Statistics

In reality, we have an infinite number of possible bell-shaped curves, and not only the standard bell-shaped curve. Each probability distribution has its own expectation and standard deviation, and therefore its own bell-shaped curve. Our ability to calculate probabilities for standard normal distributions is of no use to us (for now) in calculating probabilities for other bell-shaped curves, while these account for most of the actual cases. But the mathematicians have come to our aid again. They have found a way to turn any normal probability distribution (the target curve) into the standard normal probability distribution.

This method is called standardization. Standardization is actually a kind of "translation" of the values of any normal probability distribution into values corresponding to the standard bell-shaped curve (= the standardized values), which enables us to use the table. It therefore follows that almost any problem we want to solve will include two separate operations:

• standardization
• Searching in the table.

The standardized values are called standard units. The standardization operation represents the process of translating the target curve into the standard curve.

Standardization – a Preliminary Pictorial Illustration

Pictorially, the standardization calculation can be compared to a situation where we measure the length of a curved thread.

We will first lay it along a ruler, and then straighten it.
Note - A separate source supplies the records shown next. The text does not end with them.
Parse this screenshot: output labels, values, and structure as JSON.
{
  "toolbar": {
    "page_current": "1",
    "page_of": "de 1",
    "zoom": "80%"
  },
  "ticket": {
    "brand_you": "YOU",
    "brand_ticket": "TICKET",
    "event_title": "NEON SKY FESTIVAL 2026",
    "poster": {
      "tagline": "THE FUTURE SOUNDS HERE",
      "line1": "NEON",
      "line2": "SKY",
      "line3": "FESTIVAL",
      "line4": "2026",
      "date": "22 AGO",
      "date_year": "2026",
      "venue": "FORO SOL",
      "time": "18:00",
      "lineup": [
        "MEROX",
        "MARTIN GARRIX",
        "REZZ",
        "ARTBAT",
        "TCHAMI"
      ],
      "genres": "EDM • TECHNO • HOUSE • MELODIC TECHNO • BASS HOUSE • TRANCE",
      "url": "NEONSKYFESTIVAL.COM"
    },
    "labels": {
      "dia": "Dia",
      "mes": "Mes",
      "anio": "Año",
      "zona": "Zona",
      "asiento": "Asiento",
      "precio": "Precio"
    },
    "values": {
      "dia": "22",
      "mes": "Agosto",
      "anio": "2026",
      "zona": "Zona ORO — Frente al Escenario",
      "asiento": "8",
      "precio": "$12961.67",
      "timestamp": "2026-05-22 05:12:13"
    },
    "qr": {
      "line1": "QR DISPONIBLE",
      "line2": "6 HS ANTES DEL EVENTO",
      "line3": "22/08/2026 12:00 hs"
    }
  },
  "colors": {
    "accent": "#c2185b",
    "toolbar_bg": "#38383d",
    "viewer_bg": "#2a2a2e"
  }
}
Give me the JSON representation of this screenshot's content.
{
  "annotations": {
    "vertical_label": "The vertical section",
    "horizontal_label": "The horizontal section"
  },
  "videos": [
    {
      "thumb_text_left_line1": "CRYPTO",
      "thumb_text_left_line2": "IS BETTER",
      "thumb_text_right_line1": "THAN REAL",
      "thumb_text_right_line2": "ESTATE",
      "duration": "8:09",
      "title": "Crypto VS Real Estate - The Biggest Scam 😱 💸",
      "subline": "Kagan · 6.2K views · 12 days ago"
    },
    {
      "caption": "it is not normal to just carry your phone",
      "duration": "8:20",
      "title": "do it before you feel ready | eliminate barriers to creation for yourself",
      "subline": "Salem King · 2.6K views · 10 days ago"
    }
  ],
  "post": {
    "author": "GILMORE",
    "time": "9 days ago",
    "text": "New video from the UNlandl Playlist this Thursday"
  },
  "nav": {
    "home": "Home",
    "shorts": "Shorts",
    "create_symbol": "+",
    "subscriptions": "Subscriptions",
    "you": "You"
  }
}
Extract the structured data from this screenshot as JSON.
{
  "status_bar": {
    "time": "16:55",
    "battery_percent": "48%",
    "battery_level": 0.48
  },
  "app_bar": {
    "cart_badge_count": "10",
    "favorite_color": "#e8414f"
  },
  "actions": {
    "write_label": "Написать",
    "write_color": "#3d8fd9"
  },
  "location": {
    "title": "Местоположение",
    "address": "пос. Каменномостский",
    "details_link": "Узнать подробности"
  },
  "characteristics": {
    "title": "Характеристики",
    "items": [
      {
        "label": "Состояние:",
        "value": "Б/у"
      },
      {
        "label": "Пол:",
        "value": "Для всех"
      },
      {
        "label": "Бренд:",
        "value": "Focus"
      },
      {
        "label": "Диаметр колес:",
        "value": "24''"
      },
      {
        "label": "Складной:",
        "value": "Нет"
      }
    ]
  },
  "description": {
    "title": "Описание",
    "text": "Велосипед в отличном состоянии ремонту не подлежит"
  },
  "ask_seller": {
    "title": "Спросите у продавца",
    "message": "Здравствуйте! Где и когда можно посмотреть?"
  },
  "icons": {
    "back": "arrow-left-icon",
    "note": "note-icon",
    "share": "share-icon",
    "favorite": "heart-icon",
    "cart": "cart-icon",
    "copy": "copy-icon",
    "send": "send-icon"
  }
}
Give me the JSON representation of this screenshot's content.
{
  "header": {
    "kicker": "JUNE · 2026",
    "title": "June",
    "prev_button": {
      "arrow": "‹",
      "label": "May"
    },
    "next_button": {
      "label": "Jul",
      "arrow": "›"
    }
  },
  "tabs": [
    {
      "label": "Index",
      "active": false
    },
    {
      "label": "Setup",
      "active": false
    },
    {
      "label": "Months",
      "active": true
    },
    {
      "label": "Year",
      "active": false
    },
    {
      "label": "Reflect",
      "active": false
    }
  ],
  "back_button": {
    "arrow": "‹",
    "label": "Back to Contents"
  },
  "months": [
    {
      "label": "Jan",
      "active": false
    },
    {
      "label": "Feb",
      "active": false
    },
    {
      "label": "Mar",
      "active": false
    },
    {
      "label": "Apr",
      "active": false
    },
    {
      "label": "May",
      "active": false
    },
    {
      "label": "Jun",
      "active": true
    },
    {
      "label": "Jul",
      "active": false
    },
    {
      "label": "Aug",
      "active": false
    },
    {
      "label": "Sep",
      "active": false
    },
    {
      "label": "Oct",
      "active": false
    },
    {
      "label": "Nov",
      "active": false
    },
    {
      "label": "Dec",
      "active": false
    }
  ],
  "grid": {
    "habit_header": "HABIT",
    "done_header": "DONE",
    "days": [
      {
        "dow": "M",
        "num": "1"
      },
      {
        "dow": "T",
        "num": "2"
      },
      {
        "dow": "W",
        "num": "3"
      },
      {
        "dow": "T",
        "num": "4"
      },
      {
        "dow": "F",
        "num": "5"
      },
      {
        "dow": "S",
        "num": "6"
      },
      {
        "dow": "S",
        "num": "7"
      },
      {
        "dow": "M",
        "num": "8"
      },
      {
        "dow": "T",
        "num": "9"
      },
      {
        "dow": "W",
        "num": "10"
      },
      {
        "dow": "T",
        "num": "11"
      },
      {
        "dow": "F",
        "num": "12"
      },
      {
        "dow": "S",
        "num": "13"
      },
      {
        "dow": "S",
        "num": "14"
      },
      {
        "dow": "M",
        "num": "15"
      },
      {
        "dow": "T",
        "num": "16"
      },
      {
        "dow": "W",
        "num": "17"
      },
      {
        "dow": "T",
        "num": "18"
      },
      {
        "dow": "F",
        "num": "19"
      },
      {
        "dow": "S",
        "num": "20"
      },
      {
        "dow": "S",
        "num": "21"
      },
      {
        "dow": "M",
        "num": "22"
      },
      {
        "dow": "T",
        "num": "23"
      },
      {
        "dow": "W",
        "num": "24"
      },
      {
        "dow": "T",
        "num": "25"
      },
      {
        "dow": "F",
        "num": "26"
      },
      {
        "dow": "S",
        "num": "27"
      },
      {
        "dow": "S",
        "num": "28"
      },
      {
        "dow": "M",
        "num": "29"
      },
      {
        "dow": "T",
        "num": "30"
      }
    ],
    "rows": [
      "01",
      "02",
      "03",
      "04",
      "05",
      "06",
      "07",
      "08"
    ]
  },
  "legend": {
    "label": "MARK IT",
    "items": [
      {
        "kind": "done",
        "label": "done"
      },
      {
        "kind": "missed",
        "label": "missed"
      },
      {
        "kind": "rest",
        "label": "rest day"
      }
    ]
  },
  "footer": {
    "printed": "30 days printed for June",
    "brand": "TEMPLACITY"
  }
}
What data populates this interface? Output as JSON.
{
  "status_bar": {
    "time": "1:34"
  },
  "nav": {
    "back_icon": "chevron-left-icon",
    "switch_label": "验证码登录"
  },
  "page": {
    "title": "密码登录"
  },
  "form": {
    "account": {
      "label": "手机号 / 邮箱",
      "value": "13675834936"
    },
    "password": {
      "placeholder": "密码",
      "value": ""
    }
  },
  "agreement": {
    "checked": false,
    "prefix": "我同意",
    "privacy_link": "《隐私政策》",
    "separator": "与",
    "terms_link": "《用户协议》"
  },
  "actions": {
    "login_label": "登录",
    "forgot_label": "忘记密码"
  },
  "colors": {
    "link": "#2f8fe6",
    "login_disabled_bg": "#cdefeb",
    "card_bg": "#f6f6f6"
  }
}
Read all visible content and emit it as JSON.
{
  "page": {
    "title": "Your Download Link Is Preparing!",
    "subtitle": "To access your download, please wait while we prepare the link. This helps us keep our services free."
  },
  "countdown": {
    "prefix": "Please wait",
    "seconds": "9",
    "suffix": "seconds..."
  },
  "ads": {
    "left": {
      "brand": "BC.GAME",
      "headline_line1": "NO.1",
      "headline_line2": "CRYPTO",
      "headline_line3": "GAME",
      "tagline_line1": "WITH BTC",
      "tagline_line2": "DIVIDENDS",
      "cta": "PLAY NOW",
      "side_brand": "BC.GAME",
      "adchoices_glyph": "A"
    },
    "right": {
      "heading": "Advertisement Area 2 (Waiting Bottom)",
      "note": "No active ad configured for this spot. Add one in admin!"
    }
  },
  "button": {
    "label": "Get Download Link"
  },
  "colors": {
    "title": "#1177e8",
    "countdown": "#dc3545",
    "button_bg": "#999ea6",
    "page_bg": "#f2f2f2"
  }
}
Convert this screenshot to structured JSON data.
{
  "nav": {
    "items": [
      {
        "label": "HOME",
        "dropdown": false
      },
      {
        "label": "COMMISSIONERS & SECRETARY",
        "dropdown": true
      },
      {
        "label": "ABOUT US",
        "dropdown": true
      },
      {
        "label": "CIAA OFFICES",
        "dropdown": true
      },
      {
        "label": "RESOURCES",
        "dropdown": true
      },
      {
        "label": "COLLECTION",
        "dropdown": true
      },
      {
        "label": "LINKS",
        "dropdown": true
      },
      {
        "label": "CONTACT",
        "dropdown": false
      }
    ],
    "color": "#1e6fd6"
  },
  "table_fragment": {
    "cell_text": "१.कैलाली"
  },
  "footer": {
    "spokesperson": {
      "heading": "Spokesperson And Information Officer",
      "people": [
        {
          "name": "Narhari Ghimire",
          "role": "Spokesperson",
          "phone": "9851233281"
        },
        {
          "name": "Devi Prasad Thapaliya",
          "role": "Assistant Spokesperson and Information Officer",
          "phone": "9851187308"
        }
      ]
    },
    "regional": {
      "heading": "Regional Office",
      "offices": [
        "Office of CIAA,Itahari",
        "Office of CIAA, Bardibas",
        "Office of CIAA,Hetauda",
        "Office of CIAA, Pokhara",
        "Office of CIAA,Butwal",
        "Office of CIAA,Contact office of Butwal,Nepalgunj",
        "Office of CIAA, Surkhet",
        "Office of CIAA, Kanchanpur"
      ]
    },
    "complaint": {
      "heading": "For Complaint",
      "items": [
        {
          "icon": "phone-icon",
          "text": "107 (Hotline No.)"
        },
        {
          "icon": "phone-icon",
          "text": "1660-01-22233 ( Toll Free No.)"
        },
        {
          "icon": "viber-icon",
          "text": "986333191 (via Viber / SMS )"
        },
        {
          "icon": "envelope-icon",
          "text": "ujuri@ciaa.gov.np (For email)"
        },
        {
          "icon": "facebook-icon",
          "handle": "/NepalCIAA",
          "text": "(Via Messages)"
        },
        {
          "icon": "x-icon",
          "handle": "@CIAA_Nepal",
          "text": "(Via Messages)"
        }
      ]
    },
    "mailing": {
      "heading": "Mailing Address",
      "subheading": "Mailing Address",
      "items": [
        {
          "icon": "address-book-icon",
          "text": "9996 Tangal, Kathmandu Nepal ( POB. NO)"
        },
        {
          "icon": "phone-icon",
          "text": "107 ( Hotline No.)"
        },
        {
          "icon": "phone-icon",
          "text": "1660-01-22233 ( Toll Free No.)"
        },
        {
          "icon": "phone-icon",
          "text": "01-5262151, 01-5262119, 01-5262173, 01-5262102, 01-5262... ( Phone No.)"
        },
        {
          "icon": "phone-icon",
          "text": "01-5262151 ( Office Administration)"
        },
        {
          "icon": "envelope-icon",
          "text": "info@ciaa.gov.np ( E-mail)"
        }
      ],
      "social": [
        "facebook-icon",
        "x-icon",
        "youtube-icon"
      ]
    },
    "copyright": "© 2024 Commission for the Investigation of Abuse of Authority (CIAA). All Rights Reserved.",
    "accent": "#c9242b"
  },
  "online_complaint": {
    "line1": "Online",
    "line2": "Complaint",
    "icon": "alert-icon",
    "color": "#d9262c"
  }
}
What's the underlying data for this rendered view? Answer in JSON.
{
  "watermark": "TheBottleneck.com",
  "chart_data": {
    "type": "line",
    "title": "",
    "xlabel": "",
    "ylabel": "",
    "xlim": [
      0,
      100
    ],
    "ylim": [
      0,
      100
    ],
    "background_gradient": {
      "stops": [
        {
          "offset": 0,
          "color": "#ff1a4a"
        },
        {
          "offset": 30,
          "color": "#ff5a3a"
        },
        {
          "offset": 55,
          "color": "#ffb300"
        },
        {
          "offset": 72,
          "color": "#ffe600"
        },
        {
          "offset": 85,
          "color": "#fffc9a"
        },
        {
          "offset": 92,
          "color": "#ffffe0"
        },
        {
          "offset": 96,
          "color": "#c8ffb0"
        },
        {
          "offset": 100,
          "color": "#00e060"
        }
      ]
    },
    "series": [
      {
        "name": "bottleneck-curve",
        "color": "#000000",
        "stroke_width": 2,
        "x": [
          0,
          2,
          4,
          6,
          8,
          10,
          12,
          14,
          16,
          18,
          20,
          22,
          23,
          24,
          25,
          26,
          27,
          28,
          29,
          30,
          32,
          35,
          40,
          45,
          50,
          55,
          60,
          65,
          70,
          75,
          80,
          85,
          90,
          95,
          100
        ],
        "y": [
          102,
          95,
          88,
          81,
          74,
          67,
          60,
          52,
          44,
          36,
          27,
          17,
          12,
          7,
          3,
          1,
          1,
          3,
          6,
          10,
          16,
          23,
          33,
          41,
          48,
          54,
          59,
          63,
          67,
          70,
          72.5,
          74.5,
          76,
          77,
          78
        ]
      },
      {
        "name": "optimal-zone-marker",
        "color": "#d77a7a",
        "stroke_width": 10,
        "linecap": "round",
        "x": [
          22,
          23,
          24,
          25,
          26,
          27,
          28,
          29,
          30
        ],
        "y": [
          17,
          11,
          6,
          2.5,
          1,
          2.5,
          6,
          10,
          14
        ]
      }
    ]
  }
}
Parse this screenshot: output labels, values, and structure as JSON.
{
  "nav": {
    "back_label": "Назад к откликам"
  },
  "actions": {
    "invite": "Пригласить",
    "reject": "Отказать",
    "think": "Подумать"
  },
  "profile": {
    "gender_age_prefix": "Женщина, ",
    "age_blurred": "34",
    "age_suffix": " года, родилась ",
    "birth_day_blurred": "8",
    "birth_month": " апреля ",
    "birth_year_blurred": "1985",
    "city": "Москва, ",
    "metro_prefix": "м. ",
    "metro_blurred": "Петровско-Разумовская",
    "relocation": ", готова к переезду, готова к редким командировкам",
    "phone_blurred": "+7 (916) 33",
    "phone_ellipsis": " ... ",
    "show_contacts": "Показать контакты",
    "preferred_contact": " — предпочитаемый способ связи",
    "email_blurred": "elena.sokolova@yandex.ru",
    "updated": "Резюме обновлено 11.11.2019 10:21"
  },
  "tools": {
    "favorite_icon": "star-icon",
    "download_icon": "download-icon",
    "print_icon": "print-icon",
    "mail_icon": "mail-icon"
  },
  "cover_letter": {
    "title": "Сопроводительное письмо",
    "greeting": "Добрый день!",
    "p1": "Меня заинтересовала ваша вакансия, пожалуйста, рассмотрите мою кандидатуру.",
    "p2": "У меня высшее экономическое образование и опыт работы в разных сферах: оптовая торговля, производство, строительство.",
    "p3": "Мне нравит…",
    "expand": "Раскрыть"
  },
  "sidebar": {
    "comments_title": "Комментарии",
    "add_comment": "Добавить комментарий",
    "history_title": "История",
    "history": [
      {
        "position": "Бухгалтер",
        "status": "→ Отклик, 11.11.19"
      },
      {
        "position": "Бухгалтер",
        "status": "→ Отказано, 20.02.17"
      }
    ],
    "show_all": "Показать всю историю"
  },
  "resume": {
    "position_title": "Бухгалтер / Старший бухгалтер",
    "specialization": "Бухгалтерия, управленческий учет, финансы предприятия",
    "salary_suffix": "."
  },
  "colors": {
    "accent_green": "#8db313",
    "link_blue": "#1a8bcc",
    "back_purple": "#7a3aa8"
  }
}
That is what we do with any normal curve (i.e., the target curve). We “lay” it on the standard curve (so that the center of the target curve falls on 0. We then “shape” it exactly in the form of the standard curve, which corresponds to the act of straightening the thread.

Such shaping is possible because the area under both the target curve and the standard curve is equal to 1. "Laying" and "shaping" the target curve is performed through two simple arithmetic operations, subtraction and division, which are performed simultaneously.

"Laying" is performed by subtracting the expectation from every value of the target curve (the number on the X axis). The expectation thereby becomes 0."Shaping" is performed by dividing the results of this subtraction by the standard deviation of the target curve.

At the end of the process, every value in the target curve (which we will call the original value) has been assigned a corresponding value, which is called the standardized value.

We use the standardized values to calculate the probabilities for the original values in the target curve.

A Few Examples:

The normal curve in Diagram A represents the probability distribution of the height of 12th grade children. The expectation is μ = 170 centimeters and the standard deviation is σ = 10 centimeters. This normal curve is obviously not a standard curve (in which the expectation is 0 and the standard deviation is 1).

Let’s assume that we wish to calculate the probability that the height of a randomly chosen child will be below 180 centimeters, or, in other words, what proportion of the 12th grade pupils are shorter than 180 centimeters.

Diagram A: In order to find the standard unit, (the standardized value) of 180, we will subtract the expectation of the probability distribution (170) from 180, and divide the result by the standard deviation of the probability distribution, which gives us:

(180-170)/10 = 10/10 = 1

This means that the standard unit of 180 is 1.

In other words, the value 180 in the target curve is equivalent to the value 1 in the standard curve.

We insert the standard unit (1) in the diagram below the original value (180).

Diagram Note: The standard unit of the expectation is always 0. This can be verified by standardizing the expectation: (170-170)/10 = 0/10 = 0

Instead of asking what percentage of people are below 180, we can now ask what percentage of the area under the standard bell-shaped curve is to the left of 1. What we have actually done is to translate the question from one that we do not know how to answer to an equivalent question that we are able to answer. We use the table to answer the second question, and we see that the area marked in the diagram is 0.8413, i.e., 84.13% of people are shorter than 180 centimeters.

In effect, the operation for “translating” the target curve includes two steps:

1. “Stretching” or “shrinking” the target curve (i.e., the areas that we wish to measure) into the form of the standard normal curve (without changing the numbers on the axis since

the change is only in the gaps between the numbers). This “stretching” or "shrinking” results from the division in the standardization formula.

1. We can move the curve to make it exactly fit the standard normal curve. This moving is accomplished by the subtraction in the standardization formula.
Transition to a Standard Curve575